Uranus and Neptune are actually similar blues, 'true' color images reveal.

In the summer of 1989, from a remote expanse of our solar system where sunlight is merely a tepid glow, NASA's Voyager 2 spacecraft radioed to Earth humankind's very first images of Neptune. The pictures revealed the sun's outermost planet was a stunning, deep blue orb. In contrast, Uranus, Neptune's planetary neighbor and the first to be discovered with a telescope, appeared noticeably paler.

Both seemingly twin worlds have a lot in common. They're roughly the same size, almost equally massive and are both enveloped with deep atmospheres made of similar materials. So why were the two orbs different shades of blue?
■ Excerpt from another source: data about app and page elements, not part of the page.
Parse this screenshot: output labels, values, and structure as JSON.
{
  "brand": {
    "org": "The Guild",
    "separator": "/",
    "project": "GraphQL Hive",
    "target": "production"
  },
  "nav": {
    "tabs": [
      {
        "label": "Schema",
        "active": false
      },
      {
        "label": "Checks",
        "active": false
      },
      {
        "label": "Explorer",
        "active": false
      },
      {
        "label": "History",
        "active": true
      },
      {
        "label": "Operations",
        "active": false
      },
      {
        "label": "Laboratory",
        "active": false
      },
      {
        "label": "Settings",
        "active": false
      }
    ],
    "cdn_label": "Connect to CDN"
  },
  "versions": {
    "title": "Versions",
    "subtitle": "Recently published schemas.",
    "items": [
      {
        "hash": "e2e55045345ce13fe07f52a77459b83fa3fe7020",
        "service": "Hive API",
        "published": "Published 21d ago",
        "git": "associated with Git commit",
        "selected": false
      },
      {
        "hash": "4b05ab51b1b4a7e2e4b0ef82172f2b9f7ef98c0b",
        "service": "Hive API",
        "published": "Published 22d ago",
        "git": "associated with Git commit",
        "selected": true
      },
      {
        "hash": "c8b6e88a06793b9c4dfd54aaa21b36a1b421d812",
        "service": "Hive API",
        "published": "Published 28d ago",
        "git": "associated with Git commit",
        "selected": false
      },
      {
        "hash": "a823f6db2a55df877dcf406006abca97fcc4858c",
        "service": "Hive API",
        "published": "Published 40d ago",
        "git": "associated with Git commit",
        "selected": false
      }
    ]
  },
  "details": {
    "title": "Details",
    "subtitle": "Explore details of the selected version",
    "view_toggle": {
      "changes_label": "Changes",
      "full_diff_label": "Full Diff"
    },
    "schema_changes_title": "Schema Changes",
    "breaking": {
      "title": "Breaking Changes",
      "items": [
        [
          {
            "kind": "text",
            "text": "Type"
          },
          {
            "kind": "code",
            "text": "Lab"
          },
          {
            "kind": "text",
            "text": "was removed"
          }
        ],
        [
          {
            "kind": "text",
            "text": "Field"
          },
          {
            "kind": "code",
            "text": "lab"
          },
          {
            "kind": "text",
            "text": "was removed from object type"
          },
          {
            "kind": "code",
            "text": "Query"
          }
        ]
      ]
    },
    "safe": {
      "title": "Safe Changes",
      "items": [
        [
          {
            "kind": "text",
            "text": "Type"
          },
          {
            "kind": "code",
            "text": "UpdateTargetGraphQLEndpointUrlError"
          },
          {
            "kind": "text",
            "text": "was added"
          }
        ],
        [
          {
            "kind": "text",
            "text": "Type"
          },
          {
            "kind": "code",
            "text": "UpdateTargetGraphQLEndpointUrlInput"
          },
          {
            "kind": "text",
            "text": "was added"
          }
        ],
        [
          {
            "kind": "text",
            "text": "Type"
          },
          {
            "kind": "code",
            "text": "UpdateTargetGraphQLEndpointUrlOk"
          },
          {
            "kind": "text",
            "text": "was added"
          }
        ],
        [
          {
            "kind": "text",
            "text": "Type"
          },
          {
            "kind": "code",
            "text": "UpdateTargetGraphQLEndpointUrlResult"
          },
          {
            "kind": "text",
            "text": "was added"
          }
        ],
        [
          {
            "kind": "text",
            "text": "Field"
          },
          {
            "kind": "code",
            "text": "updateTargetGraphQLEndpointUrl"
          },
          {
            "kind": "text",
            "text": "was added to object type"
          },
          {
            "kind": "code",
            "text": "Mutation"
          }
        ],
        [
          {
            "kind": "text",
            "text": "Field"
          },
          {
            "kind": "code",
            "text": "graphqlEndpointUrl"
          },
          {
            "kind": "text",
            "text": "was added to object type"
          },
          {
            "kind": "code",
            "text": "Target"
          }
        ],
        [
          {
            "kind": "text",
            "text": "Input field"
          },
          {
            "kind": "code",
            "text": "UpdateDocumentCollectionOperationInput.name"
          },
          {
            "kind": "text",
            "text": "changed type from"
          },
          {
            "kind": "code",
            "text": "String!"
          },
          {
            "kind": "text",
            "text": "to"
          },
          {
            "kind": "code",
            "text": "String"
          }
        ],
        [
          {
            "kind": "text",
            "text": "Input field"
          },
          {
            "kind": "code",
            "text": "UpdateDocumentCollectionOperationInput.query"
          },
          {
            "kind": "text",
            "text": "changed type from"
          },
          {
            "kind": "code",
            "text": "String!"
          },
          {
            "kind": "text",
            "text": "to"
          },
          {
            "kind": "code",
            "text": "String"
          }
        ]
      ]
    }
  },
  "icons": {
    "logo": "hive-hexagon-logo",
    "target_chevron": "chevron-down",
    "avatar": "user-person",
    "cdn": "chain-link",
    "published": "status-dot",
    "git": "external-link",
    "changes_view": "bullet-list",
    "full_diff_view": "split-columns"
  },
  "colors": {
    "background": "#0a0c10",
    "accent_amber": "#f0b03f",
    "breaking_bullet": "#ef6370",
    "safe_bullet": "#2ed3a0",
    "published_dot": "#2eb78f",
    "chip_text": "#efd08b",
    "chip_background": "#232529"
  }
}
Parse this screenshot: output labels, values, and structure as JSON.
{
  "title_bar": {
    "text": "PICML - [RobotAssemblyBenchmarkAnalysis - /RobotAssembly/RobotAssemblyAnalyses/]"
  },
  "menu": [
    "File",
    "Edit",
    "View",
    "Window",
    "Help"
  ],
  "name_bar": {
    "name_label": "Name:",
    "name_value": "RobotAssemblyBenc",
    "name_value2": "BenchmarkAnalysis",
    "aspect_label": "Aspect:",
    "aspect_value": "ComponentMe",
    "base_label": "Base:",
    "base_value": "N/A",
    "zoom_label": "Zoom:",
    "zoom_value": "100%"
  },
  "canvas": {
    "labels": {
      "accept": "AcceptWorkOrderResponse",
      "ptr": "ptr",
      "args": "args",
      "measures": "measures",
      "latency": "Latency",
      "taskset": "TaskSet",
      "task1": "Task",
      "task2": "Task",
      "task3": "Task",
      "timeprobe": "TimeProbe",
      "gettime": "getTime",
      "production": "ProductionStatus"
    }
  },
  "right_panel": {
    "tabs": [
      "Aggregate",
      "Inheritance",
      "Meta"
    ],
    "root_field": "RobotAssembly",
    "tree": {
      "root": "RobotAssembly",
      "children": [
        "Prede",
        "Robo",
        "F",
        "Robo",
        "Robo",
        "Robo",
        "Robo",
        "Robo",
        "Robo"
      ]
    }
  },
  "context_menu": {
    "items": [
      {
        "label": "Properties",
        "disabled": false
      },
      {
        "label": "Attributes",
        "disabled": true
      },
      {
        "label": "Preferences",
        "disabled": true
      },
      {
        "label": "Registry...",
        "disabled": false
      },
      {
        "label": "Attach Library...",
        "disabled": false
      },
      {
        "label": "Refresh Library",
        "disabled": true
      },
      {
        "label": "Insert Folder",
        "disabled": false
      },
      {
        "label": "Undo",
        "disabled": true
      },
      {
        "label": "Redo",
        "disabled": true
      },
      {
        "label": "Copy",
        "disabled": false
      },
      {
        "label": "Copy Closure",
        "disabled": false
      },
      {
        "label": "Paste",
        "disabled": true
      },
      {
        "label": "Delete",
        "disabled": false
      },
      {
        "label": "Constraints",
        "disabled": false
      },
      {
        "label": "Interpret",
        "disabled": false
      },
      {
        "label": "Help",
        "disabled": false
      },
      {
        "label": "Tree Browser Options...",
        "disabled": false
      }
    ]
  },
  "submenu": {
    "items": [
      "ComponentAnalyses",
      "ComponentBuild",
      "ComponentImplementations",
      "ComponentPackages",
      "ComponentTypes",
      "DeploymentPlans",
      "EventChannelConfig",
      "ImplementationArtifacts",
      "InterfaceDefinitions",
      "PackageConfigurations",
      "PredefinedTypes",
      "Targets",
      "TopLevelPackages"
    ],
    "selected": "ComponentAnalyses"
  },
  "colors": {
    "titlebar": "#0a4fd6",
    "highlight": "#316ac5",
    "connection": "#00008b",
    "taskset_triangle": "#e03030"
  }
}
This is a question that has puzzled scientists for decades. 

Now, however, a fresh analysis of Voyager 2's images show both ice giants are in fact a similar shade of greenish blue, which is the "most accurate representation yet" of the planets' colors, the new study finds.

Source: www.space.com


No comments:

Post a Comment




Popular Posts

Blog Archive

Recent Posts